Every line of the records that holds the word "kind" should be copied.

== MATERIAL FOR THIS TASK

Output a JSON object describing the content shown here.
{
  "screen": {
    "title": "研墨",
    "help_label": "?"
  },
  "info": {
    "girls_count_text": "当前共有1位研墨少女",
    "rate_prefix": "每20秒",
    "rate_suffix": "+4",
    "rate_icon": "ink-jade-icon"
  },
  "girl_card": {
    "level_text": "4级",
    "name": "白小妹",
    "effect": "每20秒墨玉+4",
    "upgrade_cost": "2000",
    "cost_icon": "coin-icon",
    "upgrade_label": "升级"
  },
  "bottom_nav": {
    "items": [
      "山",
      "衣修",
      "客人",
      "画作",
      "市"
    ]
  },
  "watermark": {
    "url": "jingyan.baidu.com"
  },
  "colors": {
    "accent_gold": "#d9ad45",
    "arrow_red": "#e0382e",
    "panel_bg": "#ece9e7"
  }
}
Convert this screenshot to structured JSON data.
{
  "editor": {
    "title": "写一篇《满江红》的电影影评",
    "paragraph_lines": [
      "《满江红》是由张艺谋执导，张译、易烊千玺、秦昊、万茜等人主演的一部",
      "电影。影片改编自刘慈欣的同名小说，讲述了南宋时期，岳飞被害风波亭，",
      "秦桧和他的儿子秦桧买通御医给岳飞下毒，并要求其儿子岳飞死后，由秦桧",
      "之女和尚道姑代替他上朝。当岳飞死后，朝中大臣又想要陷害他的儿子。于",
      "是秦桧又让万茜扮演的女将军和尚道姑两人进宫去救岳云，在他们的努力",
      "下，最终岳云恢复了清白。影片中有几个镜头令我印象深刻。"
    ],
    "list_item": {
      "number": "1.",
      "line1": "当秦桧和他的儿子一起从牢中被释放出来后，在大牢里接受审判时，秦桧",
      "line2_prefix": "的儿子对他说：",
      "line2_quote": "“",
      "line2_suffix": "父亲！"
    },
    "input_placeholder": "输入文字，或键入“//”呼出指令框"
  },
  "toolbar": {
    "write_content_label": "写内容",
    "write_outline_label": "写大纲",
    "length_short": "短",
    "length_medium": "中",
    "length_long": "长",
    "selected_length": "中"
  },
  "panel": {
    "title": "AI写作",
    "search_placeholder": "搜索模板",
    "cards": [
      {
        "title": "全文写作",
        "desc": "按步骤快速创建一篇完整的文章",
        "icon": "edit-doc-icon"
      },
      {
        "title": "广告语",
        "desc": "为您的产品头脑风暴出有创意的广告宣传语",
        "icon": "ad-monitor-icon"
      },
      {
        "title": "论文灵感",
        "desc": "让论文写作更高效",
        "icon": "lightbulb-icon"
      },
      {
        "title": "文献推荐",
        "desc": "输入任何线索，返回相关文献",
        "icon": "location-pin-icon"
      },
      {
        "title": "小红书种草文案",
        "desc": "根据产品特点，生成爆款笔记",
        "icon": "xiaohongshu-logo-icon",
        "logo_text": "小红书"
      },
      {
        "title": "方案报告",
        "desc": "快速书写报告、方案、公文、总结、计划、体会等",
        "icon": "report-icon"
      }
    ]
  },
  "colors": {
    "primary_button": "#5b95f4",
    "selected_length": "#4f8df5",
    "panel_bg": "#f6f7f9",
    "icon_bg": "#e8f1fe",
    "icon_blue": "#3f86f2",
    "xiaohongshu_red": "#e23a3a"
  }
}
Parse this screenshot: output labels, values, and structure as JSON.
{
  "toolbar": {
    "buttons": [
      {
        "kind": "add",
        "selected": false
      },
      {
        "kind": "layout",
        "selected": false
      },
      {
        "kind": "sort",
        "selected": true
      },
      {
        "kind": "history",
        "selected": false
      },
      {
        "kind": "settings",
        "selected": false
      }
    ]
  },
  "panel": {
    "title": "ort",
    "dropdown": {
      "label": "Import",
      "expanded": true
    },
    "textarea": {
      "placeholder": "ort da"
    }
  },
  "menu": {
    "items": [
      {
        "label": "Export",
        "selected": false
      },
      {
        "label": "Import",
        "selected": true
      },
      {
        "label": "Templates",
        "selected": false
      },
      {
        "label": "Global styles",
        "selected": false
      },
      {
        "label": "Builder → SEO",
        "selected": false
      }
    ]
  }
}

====

→ ANSWER SECTION
        "kind": "add",
        "kind": "layout",
        "kind": "sort",
        "kind": "history",
        "kind": "settings",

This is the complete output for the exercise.